“In Sanskrit, the word Bhastrika means ‘bellows’. Think of the airbag device with two handles that is used to blow large amounts of air onto a fire. When more oxygen is introduced to a fire it causes a faster combustion rate to occur while producing more energy in the form of heat,” he says.
Like what you see? Sign up to our bodyandsoul.com.au newsletter for more stories like this.
“When you practice Bhastrika Pranayama, your abdomen is acting just like a bellows in the sense that it is pumping more air (mostly the oxygen our body needs) inn to our internal fire. It makes our body produce more energy.”
According to one study conducted in 2013, researchers suggested this breathing technique “causes increase in basal metabolic rate, and because of this, there is increase in calories consumption and decrease in fat deposition and so reduction in weight.”
In other scientific observations, specific ways of breathing may contribute to decreased metabolic syndrome–a cluster of conditions that occur together, increasing your risk of heart disease, stroke, and type 2 diabetes.
Other than that, there’s not a whole lot of conclusive evidence to suggest a direct correlation between breathwork and weight loss, but there could be indirect links.
The benefits of breathwork and mindfulness have been shown to improve overall wellness, including reducing stress and improving sleep quality. There is a lot of literature that links stress and poor sleep quality to weight gain.
If you’re interested in Bhastrika Pranayama, Naik gives the following instructions:
Do this exercise first thing in the morning, on an empty stomach.
1. Sit comfortably with your back straight in an upright position.
2. Inhale fully through your nostrils and then exhale forcefully from your nostrils.

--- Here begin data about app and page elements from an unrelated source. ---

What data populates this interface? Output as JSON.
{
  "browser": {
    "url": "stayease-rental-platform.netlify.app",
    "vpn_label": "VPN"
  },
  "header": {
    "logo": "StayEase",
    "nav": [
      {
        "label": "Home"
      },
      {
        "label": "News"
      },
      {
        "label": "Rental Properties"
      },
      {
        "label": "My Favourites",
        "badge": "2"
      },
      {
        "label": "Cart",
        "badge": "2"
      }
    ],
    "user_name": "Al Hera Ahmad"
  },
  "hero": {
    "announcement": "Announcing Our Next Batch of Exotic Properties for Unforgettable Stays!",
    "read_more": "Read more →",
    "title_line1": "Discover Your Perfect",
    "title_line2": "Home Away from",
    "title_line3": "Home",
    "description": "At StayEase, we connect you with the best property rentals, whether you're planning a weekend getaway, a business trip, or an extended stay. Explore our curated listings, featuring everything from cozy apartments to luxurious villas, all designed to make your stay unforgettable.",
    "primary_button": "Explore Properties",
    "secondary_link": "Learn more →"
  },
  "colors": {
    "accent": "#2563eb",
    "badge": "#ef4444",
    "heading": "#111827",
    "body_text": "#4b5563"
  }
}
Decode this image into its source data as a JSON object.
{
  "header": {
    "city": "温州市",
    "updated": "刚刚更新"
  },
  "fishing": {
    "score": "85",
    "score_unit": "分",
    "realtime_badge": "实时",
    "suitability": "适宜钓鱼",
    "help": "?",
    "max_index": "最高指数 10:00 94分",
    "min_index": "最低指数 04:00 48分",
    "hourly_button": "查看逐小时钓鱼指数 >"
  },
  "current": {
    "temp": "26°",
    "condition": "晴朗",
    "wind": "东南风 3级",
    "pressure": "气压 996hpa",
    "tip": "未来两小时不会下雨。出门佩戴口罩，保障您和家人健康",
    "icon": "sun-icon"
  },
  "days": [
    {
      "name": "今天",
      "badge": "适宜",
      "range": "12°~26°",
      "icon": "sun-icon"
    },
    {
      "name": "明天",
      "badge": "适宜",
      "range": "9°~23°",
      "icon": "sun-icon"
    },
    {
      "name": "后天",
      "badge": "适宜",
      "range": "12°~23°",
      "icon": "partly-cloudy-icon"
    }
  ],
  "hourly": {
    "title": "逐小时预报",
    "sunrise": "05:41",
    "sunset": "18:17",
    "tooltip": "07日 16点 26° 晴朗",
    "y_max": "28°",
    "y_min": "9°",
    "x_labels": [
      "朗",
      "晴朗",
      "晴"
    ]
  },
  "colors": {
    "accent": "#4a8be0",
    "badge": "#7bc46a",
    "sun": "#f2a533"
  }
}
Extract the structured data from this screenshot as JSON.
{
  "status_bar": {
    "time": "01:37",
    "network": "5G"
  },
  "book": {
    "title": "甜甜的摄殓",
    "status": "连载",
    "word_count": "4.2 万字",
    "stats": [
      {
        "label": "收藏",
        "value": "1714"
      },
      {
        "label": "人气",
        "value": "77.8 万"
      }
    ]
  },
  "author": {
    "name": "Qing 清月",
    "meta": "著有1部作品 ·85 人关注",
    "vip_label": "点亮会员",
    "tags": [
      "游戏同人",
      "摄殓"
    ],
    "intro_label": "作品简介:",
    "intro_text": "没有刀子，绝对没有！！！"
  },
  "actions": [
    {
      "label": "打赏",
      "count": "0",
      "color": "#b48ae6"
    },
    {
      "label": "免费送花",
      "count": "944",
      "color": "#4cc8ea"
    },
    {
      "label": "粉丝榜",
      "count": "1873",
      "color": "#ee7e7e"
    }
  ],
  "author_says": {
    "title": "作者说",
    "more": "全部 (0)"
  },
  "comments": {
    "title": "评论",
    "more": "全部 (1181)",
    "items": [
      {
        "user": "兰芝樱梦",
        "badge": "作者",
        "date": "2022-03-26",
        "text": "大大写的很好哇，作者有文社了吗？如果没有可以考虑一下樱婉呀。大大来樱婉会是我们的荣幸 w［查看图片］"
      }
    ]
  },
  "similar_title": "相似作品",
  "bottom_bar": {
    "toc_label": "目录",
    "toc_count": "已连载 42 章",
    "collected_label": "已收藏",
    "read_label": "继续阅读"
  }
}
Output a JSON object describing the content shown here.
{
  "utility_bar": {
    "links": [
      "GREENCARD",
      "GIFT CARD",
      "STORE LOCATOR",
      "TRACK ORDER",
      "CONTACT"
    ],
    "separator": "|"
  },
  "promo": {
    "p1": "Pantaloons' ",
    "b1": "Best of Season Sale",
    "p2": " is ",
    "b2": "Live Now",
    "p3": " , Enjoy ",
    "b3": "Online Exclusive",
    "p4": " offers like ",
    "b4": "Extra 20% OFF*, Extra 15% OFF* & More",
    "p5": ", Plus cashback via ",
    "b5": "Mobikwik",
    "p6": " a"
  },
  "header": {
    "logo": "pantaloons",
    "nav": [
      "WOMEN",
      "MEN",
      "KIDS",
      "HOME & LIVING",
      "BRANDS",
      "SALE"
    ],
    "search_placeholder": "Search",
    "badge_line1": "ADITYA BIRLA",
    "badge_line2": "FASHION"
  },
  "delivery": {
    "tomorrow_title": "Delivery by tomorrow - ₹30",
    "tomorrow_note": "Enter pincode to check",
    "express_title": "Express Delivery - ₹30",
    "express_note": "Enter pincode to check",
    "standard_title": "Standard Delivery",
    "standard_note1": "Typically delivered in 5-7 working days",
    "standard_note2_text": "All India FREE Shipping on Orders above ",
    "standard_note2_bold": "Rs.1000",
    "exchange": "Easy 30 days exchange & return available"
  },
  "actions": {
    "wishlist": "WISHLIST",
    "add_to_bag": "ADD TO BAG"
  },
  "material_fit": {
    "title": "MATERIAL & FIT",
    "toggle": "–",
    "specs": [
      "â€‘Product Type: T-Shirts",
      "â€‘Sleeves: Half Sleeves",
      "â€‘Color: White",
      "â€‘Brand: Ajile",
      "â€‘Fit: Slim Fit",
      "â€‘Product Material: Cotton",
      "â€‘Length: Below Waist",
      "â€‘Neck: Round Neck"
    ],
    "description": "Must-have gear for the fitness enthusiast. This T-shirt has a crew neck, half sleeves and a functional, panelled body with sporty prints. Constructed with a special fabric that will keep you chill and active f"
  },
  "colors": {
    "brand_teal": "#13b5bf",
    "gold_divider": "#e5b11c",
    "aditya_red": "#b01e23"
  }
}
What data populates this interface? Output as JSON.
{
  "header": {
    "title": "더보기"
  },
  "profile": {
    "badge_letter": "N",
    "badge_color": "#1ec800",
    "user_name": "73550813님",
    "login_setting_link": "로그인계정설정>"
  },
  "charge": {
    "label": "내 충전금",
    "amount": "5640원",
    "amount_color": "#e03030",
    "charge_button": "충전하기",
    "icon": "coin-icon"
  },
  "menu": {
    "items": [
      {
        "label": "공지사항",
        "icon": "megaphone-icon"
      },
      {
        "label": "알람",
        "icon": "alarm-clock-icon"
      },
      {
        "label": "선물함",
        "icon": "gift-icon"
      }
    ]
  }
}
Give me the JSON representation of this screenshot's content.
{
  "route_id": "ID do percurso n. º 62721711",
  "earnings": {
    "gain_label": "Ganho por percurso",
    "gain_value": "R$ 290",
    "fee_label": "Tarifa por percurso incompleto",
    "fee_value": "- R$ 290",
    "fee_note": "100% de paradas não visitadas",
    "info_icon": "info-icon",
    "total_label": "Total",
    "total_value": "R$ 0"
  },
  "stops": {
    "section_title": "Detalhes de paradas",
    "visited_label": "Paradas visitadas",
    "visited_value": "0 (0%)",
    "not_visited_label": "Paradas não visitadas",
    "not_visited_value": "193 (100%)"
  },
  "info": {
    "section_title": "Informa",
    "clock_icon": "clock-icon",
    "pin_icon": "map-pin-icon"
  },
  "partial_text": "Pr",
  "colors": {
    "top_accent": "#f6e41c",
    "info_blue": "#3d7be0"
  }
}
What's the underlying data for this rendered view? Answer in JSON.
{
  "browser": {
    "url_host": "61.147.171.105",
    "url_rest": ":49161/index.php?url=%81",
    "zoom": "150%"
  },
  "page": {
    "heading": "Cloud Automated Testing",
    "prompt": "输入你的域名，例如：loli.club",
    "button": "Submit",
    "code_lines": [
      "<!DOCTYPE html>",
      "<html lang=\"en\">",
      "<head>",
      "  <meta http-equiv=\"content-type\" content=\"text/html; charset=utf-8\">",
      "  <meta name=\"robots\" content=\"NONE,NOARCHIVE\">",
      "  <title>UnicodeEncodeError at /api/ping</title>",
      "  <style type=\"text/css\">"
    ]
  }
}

3. Use your abdominal muscles to push the air in and out of your lungs – like a bellows.
4. Keep repeating this continuously for around 20-30 reps. You can use mala beads or fingers to count.